In my 2018 bid to #ReadTheWorld, I stopped in 1950’s Ireland.
Peggy Bowden has not had an easy life. As a teenager, her mother was committed to an asylum and then a local priest forced her into an abusive marriage. But when her husband dies in an accident Peggy sees an opportunity to start again and trains as a midwife.
In 1950s Dublin it is not easy for a woman to make a living and Peggy sees a chance to start a business and soon a lucrative maternity home is up and running.
But when Peggy realizes that the lack of birth control is an issue for women, she uses their plight as a way to make more money. Very soon Peggy is on the wrong side of the law.
What makes a woman decide to walk down a dark path? Can Peggy ever get back on the straight and narrow? Or will she have to pay for her crimes?
Set against the backdrop of Ireland in the 1950’s The Abandoned tells the story of one woman’s fight for survival and her journey into the underbelly of a dangerous criminal world. Continue reading “Book Review: The Abandoned by Sharon Thompson”
Abandon was Criminally Good Book Club’s December pick; my only read by Crouch prior to this was Dark Matter, which I loved, so I was excited to read another of his books.
On Christmas Day in 1893, every man, woman, and child in a remote gold-mining town disappeared, belongings forsaken, meals left to freeze in vacant cabins—and not a single bone was ever found.
One hundred sixteen years later, two backcountry guides are hired by a history professor and his journalist daughter to lead them to the abandoned mining town so they can learn what happened. Recently, a similar party had also attempted to explore the town and was never heard from again. Now the area is believed to be haunted. This crew is about to discover, twenty miles from civilization with a blizzard bearing down, that they are not alone, and the past is very much alive. Continue reading “Book Review: Abandon by Blake Crouch”
“Lizzie Borden took an axe and gave her mother forty wacks. When she saw what she had done. She gave her father forty-one.”
When her father and step-mother are found brutally murdered on a summer morning in 1892, Lizzie Borden – thirty two years old and still living at home – immediately becomes a suspect. But after a notorious trial, she is found innocent, and no one is ever convicted of the crime.
Meanwhile, others in the claustrophobic Borden household have their own motives and their own stories to tell: Lizzie’s unmarried older sister, a put-upon Irish housemaid, and a boy hired by Lizzie’s uncle to take care of a problem.
This unforgettable debut makes you question the truth behind one of the great unsolved mysteries, as well as exploring power, violence and the harsh realities of being a woman in late nineteenth century America.
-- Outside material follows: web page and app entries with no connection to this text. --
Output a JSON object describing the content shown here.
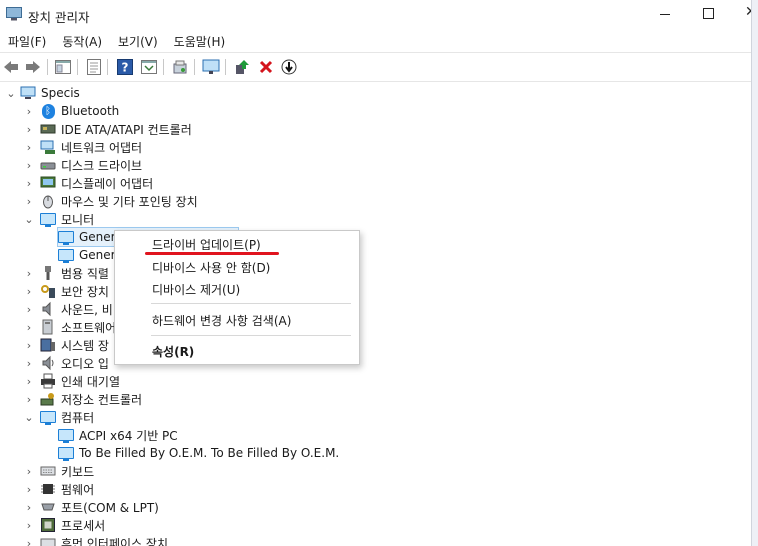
{
  "window": {
    "title": "장치 관리자"
  },
  "menu": [
    "파일(F)",
    "동작(A)",
    "보기(V)",
    "도움말(H)"
  ],
  "tree": {
    "root": "Specis",
    "items": [
      {
        "label": "Bluetooth",
        "icon": "bluetooth-icon"
      },
      {
        "label": "IDE ATA/ATAPI 컨트롤러",
        "icon": "ide-controller-icon"
      },
      {
        "label": "네트워크 어댑터",
        "icon": "network-adapter-icon"
      },
      {
        "label": "디스크 드라이브",
        "icon": "disk-drive-icon"
      },
      {
        "label": "디스플레이 어댑터",
        "icon": "display-adapter-icon"
      },
      {
        "label": "마우스 및 기타 포인팅 장치",
        "icon": "mouse-icon"
      },
      {
        "label": "모니터",
        "icon": "monitor-icon"
      },
      {
        "label": "Gener",
        "icon": "monitor-icon"
      },
      {
        "label": "Gener",
        "icon": "monitor-icon"
      },
      {
        "label": "범용 직렬",
        "icon": "usb-icon"
      },
      {
        "label": "보안 장치",
        "icon": "security-device-icon"
      },
      {
        "label": "사운드, 비",
        "icon": "sound-icon"
      },
      {
        "label": "소프트웨어",
        "icon": "software-device-icon"
      },
      {
        "label": "시스템 장",
        "icon": "system-device-icon"
      },
      {
        "label": "오디오 입",
        "icon": "audio-io-icon"
      },
      {
        "label": "인쇄 대기열",
        "icon": "printer-icon"
      },
      {
        "label": "저장소 컨트롤러",
        "icon": "storage-controller-icon"
      },
      {
        "label": "컴퓨터",
        "icon": "computer-icon"
      },
      {
        "label": "ACPI x64 기반 PC",
        "icon": "computer-icon"
      },
      {
        "label": "To Be Filled By O.E.M. To Be Filled By O.E.M.",
        "icon": "computer-icon"
      },
      {
        "label": "키보드",
        "icon": "keyboard-icon"
      },
      {
        "label": "펌웨어",
        "icon": "firmware-icon"
      },
      {
        "label": "포트(COM & LPT)",
        "icon": "port-icon"
      },
      {
        "label": "프로세서",
        "icon": "processor-icon"
      },
      {
        "label": "휴먼 인터페이스 장치",
        "icon": "hid-icon"
      }
    ]
  },
  "context_menu": {
    "update_driver": "드라이버 업데이트(P)",
    "disable_device": "디바이스 사용 안 함(D)",
    "uninstall_device": "디바이스 제거(U)",
    "scan_hardware": "하드웨어 변경 사항 검색(A)",
    "properties": "속성(R)"
  },
  "colors": {
    "highlight": "#e0141e",
    "selection": "#e5f1fb",
    "monitor_blue": "#1c7fd6"
  }
}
Continue reading “Book Review: See What I Have Done by Sarah Schmidt”
I’ve been wanting to read a book by Lesley Pearse for ages, she’s penned so many books and a few have caught my attention (namely, Dead to Me); when I read the synopsis for The Woman in the Wood, I knew it would finally be my first Lesley Pearse book!
Fifteen-year-old Maisy Mitcham and her twin brother Duncan lose their mother to an asylum one night in 1960. The twins are sent to their grandmother’s country house, Nightingales. Cold and distant, she leaves them to their own devices, to explore and to grow. That is until the day Duncan doesn’t come home from the woods. With their grandmother seeming to have little interest in her grandson’s disappearance, and the police soon giving up hope, it is left to Maisy to discover the truth. And she will start with Grace Deville. A woman who lives alone in the wood, about whom rumours abound . . . Continue reading “Book Review: The Woman in the Wood by Lesley Pearse”
It’s time to re-enter the world of historical fiction with a murder mystery set in 1799.
In August, an artist is found murdered in his home – stabbed with a pair of scissors. Matthew Harvey’s death is much discussed in the city. The scissors are among the tools of his trade – for Harvey is a renowned cutter and painter of shades, or silhouettes, the latest fashion in portraiture. It soon becomes clear that the murderer must be one of the artist’s last sitters, and the people depicted in the final six shades made by him become the key suspects. But who are they? And where are they to be found?
Later, in November, a clever but impoverished young gentleman called Fletcher Rigge languishes in the debtor’s prison, until a letter arrives containing a bizarre proposition from the son of the murdered man. Rigge is to be released for one month, but in that time, he must find the killer. If he fails, he will be incarcerated again, possibly for life.
And so, with everything at stake, and equipped only with copies of the distinctive silhouettes, Fletcher Rigge begins his search across the snow-covered city, and enters a world of shadows… Continue reading “Book Review: Soot by Andrew Martin”